How many lines below include the string "macro"? State the number alone.
((
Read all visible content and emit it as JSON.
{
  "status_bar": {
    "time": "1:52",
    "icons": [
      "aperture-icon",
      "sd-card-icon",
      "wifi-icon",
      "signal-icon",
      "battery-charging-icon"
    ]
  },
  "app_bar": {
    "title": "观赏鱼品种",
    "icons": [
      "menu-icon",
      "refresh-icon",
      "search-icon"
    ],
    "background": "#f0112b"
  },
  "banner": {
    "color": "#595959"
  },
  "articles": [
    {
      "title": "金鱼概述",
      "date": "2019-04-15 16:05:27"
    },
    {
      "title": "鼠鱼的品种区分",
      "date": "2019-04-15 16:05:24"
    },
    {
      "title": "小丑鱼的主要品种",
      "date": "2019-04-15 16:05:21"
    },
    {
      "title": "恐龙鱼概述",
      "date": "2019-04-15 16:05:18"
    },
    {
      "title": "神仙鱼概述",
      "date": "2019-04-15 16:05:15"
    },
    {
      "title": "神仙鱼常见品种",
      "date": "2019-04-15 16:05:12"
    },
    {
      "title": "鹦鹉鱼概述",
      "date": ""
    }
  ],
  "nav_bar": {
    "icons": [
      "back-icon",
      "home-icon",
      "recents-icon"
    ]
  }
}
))
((
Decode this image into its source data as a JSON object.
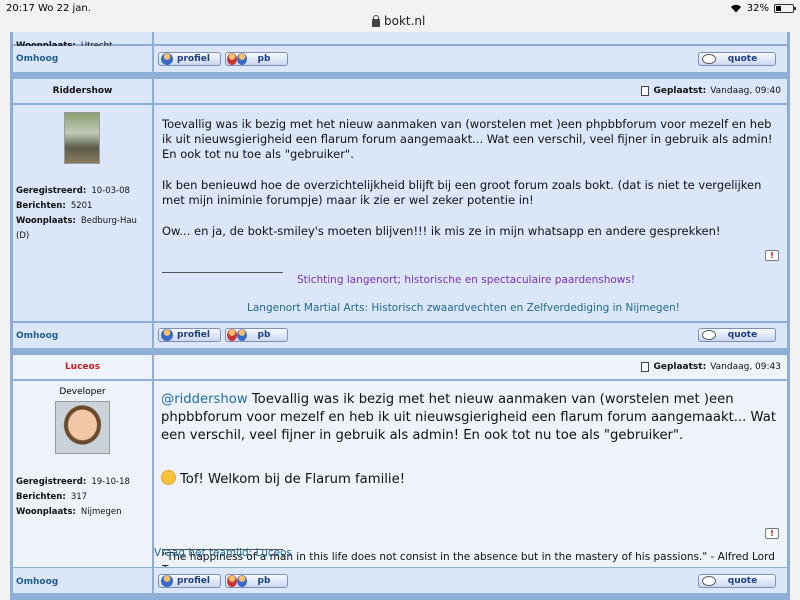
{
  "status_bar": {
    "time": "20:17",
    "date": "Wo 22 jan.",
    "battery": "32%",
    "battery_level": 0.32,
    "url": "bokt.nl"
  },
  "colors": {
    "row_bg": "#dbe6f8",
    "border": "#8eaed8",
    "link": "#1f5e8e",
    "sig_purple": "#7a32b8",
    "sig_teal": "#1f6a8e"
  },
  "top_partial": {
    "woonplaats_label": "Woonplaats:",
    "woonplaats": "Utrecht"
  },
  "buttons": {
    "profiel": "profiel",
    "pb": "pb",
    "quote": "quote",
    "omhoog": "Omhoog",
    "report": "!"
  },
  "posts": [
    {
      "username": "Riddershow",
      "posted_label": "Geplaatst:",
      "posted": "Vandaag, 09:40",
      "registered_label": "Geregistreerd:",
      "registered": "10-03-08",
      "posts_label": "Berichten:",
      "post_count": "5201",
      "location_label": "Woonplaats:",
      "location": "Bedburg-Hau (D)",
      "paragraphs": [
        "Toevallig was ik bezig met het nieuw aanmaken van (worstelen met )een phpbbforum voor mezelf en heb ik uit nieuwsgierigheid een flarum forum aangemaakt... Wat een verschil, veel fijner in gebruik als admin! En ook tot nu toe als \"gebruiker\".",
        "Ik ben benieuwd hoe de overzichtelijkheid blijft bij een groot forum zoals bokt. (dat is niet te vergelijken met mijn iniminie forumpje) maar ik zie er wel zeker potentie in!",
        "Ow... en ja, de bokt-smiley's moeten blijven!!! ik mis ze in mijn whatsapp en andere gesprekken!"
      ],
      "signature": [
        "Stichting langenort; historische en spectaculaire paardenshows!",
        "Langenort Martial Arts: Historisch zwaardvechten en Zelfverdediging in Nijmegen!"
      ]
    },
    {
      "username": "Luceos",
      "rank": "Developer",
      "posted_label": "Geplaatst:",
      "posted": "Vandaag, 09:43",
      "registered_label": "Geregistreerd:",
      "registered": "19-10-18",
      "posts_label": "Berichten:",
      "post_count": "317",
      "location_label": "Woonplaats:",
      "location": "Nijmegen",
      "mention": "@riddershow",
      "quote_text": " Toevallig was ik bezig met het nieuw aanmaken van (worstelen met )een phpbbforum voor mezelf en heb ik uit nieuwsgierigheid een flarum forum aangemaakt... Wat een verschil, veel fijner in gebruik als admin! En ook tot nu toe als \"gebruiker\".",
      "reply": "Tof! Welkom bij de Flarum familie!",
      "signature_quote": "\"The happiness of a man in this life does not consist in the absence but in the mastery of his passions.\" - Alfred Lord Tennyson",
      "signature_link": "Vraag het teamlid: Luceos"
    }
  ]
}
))
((
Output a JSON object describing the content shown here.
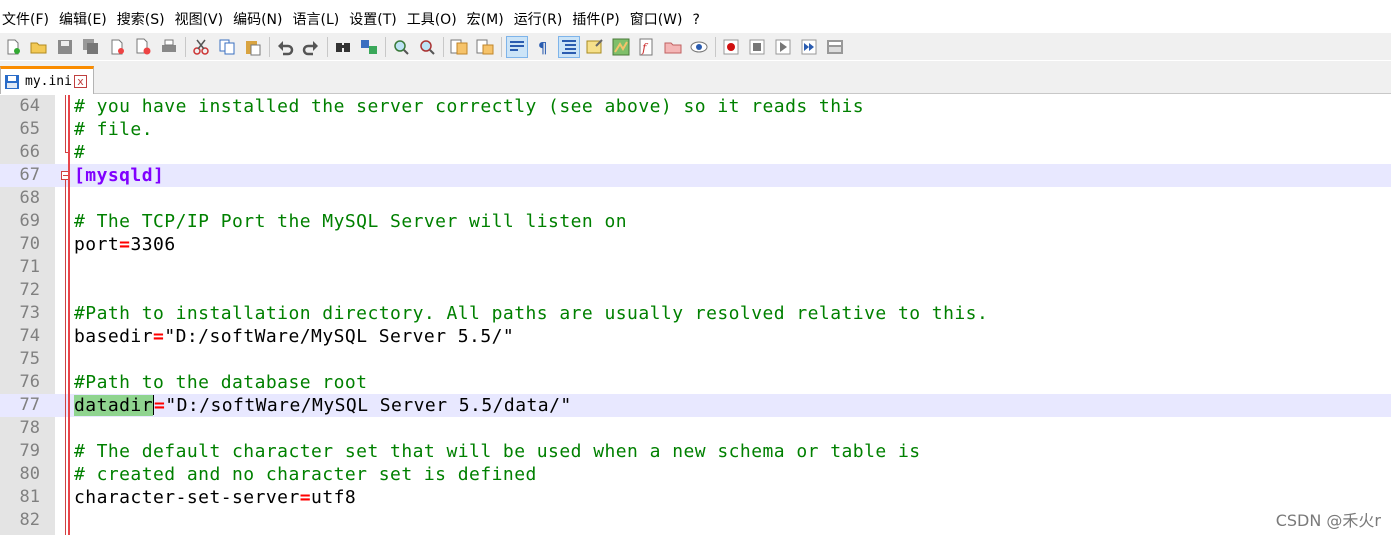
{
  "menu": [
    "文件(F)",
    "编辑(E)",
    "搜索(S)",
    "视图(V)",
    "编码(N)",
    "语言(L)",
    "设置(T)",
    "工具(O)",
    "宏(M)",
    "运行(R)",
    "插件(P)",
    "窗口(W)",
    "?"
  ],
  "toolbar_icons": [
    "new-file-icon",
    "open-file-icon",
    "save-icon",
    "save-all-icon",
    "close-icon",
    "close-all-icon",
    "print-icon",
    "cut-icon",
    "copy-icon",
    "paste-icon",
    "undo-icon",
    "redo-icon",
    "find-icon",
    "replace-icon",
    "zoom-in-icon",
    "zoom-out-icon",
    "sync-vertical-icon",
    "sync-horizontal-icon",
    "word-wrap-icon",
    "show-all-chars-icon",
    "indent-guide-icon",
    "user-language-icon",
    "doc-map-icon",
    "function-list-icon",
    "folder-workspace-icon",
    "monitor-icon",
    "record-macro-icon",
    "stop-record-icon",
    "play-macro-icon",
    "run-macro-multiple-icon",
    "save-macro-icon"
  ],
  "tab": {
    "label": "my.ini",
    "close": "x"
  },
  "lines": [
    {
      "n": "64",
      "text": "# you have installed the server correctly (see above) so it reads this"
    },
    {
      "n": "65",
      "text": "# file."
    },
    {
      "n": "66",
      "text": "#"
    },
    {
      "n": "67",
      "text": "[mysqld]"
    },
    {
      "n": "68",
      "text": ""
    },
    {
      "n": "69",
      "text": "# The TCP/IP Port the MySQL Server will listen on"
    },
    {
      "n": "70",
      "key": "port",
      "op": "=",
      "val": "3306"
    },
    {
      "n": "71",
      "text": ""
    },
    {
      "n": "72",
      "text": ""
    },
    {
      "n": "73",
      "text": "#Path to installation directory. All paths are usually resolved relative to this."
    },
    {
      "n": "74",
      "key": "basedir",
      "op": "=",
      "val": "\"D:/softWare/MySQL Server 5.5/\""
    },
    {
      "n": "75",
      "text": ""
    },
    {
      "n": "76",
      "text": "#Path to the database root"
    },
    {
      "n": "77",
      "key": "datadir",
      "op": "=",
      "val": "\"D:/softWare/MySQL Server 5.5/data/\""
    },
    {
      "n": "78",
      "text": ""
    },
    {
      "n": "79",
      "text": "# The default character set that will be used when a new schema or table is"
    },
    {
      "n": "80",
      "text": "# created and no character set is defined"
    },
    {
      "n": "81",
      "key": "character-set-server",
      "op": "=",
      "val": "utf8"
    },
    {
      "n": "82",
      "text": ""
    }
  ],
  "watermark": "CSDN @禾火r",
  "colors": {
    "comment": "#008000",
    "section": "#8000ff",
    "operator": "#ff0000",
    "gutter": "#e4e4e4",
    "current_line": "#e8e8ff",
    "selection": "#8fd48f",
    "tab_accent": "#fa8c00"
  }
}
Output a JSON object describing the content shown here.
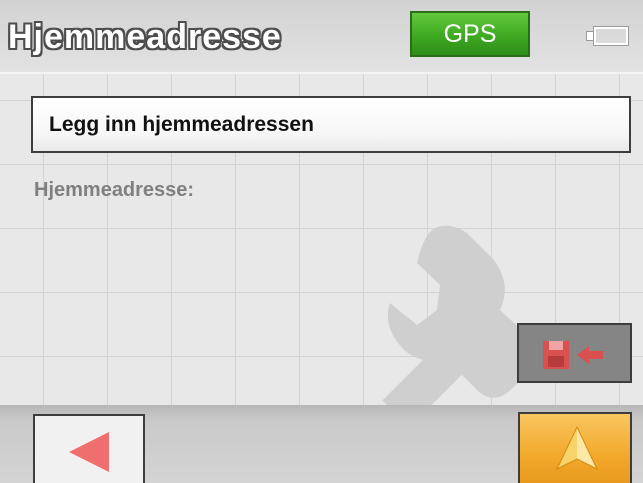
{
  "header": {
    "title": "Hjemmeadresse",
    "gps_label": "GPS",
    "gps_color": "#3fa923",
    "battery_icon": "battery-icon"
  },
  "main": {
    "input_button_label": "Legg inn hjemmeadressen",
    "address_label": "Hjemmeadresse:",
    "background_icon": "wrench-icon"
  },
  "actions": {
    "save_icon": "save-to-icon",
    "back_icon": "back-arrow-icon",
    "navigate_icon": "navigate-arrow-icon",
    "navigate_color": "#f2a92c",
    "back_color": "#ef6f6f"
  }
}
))
Output for this task:
4